- **Activity**
Output the data below exactly, without images.

- **Extracted information**

* * * * * * *

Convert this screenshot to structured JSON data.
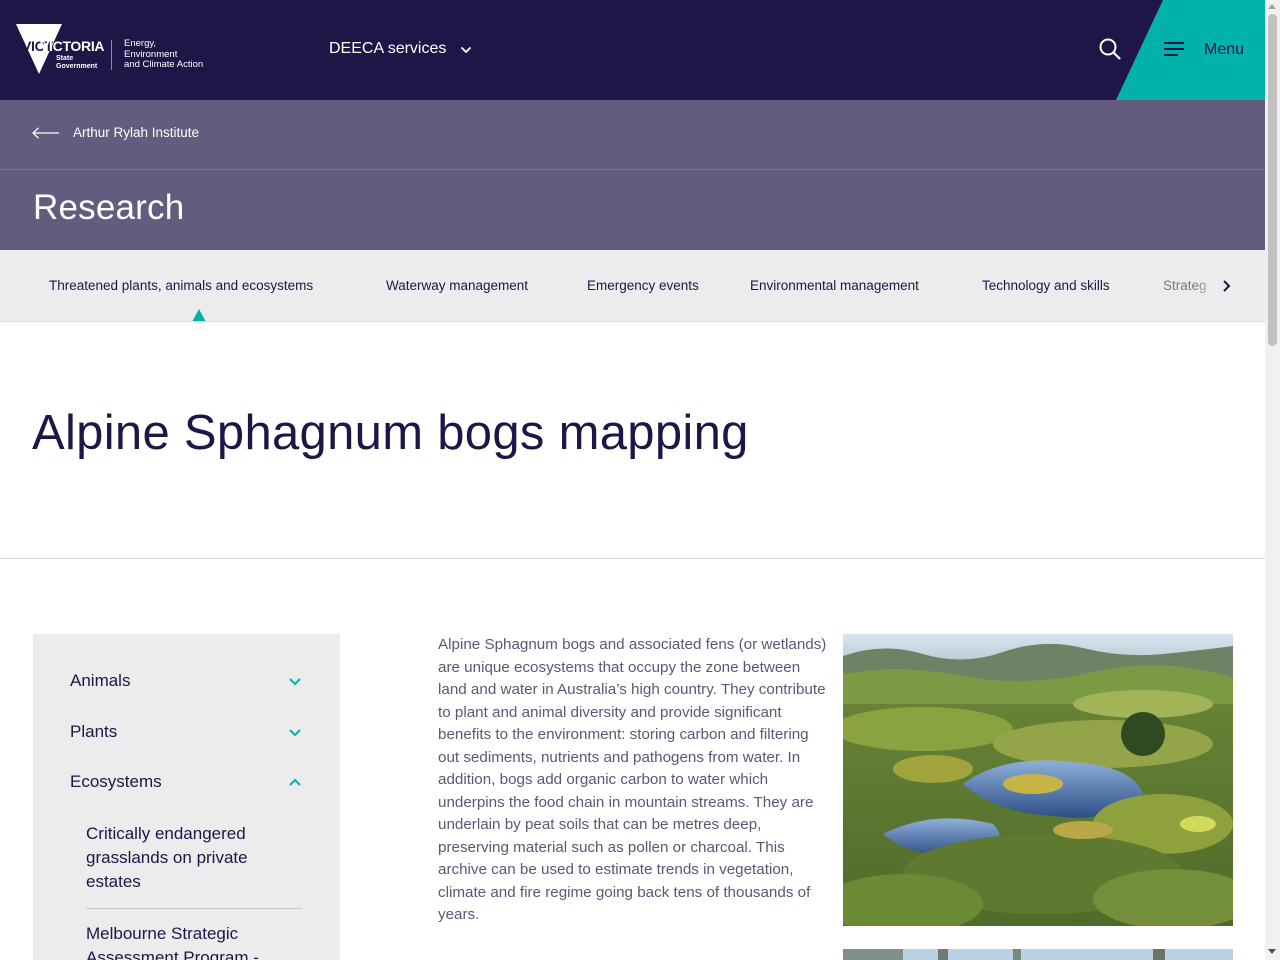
{
  "header": {
    "logo_word": "VICTORIA",
    "logo_sub_1": "State",
    "logo_sub_2": "Government",
    "dept_line_1": "Energy,",
    "dept_line_2": "Environment",
    "dept_line_3": "and Climate Action",
    "services_label": "DEECA services",
    "menu_label": "Menu",
    "icons": {
      "search": "search-icon",
      "menu": "hamburger-icon",
      "services": "chevron-down-icon"
    },
    "colors": {
      "navy": "#201547",
      "teal": "#00b2a9"
    }
  },
  "band": {
    "back_label": "Arthur Rylah Institute",
    "title": "Research",
    "color": "#635c7e"
  },
  "tabs": {
    "items": [
      {
        "label": "Threatened plants, animals and ecosystems",
        "active": true
      },
      {
        "label": "Waterway management"
      },
      {
        "label": "Emergency events"
      },
      {
        "label": "Environmental management"
      },
      {
        "label": "Technology and skills"
      },
      {
        "label": "Strateg"
      }
    ]
  },
  "page": {
    "title": "Alpine Sphagnum bogs mapping"
  },
  "sidenav": {
    "items": [
      {
        "label": "Animals",
        "state": "collapsed"
      },
      {
        "label": "Plants",
        "state": "collapsed"
      },
      {
        "label": "Ecosystems",
        "state": "expanded"
      }
    ],
    "sub_items": [
      {
        "label": "Critically endangered grasslands on private estates"
      },
      {
        "label": "Melbourne Strategic Assessment Program -"
      }
    ]
  },
  "content": {
    "intro": "Alpine Sphagnum bogs and associated fens (or wetlands) are unique ecosystems that occupy the zone between land and water in Australia’s high country. They contribute to plant and animal diversity and provide significant benefits to the environment: storing carbon and filtering out sediments, nutrients and pathogens from water. In addition, bogs add organic carbon to water which underpins the food chain in mountain streams. They are underlain by peat soils that can be metres deep, preserving material such as pollen or charcoal. This archive can be used to estimate trends in vegetation, climate and fire regime going back tens of thousands of years."
  }
}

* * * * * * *

- **Response area**
Convert this screenshot to structured JSON data.
{
  "header": {
    "logo_word": "VICTORIA",
    "logo_sub_1": "State",
    "logo_sub_2": "Government",
    "dept_line_1": "Energy,",
    "dept_line_2": "Environment",
    "dept_line_3": "and Climate Action",
    "services_label": "DEECA services",
    "menu_label": "Menu",
    "icons": {
      "search": "search-icon",
      "menu": "hamburger-icon",
      "services": "chevron-down-icon"
    },
    "colors": {
      "navy": "#201547",
      "teal": "#00b2a9"
    }
  },
  "band": {
    "back_label": "Arthur Rylah Institute",
    "title": "Research",
    "color": "#635c7e"
  },
  "tabs": {
    "items": [
      {
        "label": "Threatened plants, animals and ecosystems",
        "active": true
      },
      {
        "label": "Waterway management"
      },
      {
        "label": "Emergency events"
      },
      {
        "label": "Environmental management"
      },
      {
        "label": "Technology and skills"
      },
      {
        "label": "Strateg"
      }
    ]
  },
  "page": {
    "title": "Alpine Sphagnum bogs mapping"
  },
  "sidenav": {
    "items": [
      {
        "label": "Animals",
        "state": "collapsed"
      },
      {
        "label": "Plants",
        "state": "collapsed"
      },
      {
        "label": "Ecosystems",
        "state": "expanded"
      }
    ],
    "sub_items": [
      {
        "label": "Critically endangered grasslands on private estates"
      },
      {
        "label": "Melbourne Strategic Assessment Program -"
      }
    ]
  },
  "content": {
    "intro": "Alpine Sphagnum bogs and associated fens (or wetlands) are unique ecosystems that occupy the zone between land and water in Australia’s high country. They contribute to plant and animal diversity and provide significant benefits to the environment: storing carbon and filtering out sediments, nutrients and pathogens from water. In addition, bogs add organic carbon to water which underpins the food chain in mountain streams. They are underlain by peat soils that can be metres deep, preserving material such as pollen or charcoal. This archive can be used to estimate trends in vegetation, climate and fire regime going back tens of thousands of years."
  }
}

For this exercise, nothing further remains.